    Where do these interstellar objects come from? How common are they? With a sample size of just two, it’s difficult to make any generalizations just yet. On the other hand, given what we know about star formation, we can begin to make some inferences about the likely origins of these objects, and what we are likely to see of them in the future.

    One of the most likely culprits for ejecting asteroids and comets into interstellar space is close encounters between stars. Four researchers studying this question – Susanne Pfalzner, Luis Aizpuru Vargas, Asmita Bhandare, and Dimitri Veras – released a paper last week examining this process.

    Full article here:


    The paper here:


  • ljk May 25, 2021, 10:25

    So even if Oumuamua IS an alien lightsail, it still isn’t good enough for some humans…


  • ljk June 21, 2021, 15:00

    Oumuamua’s Star Trek: Potential Origin in a Giant Molecular Cloud?

    by Pratik Gandhi | Jun 16, 2021 | Daily Paper Summaries

    Title: Evidence Suggesting that ‘Oumuamua is the ~ 30 Myr-old product of a Molecular Cloud

    Authors: Cheng-Han Hsieh, Gregory Laughlin, Hector G. Arce

    First Author’s Institution: Department of Astronomy, Yale University, New Haven, CT 06511, USA

    Status: available as an arXiv preprint; submitted to The Astrophysical Journal [open access]


    Ever since it was first observed in October 2017, the interstellar interloper 1I/‘Oumuamua has sparked numerous debates in both the astronomical community and in the eyes of the public: on its nature and composition, on where it came from, and possibly most importantly, on whether it had a natural origin.

    Although a majority of researchers agree that ‘Oumuamua is most likely not an alien artifact, the question of its origin remains one of the biggest mysteries and hotly discussed topics in astrophysics today. The issue was made even more compelling by the discovery in August 2019 of a second interstellar visitor, comet 2I/Borisov, and astronomers have been grappling with a number of questions since then:

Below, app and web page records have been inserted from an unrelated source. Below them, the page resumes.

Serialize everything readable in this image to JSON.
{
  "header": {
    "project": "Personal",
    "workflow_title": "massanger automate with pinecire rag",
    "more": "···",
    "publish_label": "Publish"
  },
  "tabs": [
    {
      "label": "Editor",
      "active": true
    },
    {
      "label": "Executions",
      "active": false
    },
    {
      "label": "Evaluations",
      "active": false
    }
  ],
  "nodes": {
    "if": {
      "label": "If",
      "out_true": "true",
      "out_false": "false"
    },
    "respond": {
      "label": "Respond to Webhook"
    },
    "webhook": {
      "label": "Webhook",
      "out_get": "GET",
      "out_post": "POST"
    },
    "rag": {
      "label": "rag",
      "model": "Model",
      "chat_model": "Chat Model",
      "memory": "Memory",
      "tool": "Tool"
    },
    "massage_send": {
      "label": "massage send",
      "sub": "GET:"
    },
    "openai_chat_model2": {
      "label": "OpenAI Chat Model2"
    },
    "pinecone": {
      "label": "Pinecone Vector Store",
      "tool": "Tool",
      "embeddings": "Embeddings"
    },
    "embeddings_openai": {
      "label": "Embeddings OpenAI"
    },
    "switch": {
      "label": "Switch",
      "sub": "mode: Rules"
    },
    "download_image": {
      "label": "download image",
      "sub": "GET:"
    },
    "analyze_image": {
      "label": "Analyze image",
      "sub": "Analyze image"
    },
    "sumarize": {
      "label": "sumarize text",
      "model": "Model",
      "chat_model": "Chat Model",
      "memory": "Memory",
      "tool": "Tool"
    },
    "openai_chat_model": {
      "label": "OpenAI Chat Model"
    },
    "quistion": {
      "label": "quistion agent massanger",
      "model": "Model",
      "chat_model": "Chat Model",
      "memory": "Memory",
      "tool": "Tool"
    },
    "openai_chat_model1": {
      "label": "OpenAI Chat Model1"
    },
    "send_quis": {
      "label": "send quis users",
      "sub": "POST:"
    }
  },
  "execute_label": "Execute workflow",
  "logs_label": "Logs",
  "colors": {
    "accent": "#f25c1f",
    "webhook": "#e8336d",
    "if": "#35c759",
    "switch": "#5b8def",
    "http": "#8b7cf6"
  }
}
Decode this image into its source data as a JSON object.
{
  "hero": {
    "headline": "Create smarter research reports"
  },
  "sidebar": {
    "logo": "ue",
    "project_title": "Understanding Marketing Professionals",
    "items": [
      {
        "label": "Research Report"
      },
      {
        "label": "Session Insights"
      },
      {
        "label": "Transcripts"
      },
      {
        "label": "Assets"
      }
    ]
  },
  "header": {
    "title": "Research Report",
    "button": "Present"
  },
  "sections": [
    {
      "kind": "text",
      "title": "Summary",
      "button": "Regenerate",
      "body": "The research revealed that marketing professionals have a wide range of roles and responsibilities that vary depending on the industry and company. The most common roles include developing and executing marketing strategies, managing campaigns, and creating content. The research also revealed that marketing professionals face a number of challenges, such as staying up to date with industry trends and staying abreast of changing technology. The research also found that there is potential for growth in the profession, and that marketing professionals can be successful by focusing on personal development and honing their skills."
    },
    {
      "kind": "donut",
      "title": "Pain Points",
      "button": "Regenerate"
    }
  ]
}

    How many freely orbiting interstellar objects are there?
    Where did ‘Oumuamua and Borisov originate?
    Could we predict the arrival of future interstellar interlopers?

    The authors of today’s paper focus on ‘Oumuamua, and investigate the hypothesis that it might have originated in a nearby Giant Molecular Cloud (GMC). GMCs are the sites of star formation in galaxies as the birthplace of star clusters or stellar associations. To test the GMC-origin theory for ‘Oumuamua, the authors compare its orbital dynamics to that of known stellar associations.

    Full article here: